> INFORMATION SHOWN:
*-*-*
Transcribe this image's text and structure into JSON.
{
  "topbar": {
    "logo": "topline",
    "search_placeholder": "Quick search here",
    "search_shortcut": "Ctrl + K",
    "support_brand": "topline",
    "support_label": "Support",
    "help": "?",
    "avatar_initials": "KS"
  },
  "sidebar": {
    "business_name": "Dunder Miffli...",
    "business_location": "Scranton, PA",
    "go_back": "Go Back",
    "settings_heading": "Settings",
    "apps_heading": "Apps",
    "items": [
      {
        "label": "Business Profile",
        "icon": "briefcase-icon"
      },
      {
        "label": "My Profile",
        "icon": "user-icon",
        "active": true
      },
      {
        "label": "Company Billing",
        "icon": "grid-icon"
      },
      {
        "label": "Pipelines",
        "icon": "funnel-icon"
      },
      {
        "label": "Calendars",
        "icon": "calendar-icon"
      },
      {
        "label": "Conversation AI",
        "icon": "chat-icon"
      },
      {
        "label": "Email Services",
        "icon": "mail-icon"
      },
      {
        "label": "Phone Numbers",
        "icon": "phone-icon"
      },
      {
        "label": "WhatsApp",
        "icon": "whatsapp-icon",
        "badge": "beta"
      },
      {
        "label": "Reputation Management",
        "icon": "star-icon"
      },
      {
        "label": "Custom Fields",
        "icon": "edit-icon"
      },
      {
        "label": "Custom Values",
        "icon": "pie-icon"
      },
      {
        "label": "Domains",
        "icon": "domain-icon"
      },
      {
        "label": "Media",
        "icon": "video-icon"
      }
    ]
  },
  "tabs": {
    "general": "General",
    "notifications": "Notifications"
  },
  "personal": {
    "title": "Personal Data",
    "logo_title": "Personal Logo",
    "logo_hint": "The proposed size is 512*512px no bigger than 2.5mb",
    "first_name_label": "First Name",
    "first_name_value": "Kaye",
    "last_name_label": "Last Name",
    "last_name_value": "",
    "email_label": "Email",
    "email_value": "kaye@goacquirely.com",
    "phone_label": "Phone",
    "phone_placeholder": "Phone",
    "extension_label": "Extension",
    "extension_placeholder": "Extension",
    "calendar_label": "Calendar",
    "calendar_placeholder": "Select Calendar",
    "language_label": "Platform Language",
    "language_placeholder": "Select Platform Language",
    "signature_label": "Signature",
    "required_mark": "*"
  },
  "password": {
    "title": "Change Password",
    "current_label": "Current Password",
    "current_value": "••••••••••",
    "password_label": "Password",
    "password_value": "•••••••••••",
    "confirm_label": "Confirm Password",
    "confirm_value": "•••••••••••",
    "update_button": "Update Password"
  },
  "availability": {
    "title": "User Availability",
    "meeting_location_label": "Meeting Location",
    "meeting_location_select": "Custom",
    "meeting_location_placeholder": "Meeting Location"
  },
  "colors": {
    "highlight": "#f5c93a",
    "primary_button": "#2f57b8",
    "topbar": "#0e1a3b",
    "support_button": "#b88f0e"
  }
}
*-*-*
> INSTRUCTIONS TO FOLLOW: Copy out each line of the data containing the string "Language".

> SOLVED EXERCISE:
    "language_label": "Platform Language",
    "language_placeholder": "Select Platform Language",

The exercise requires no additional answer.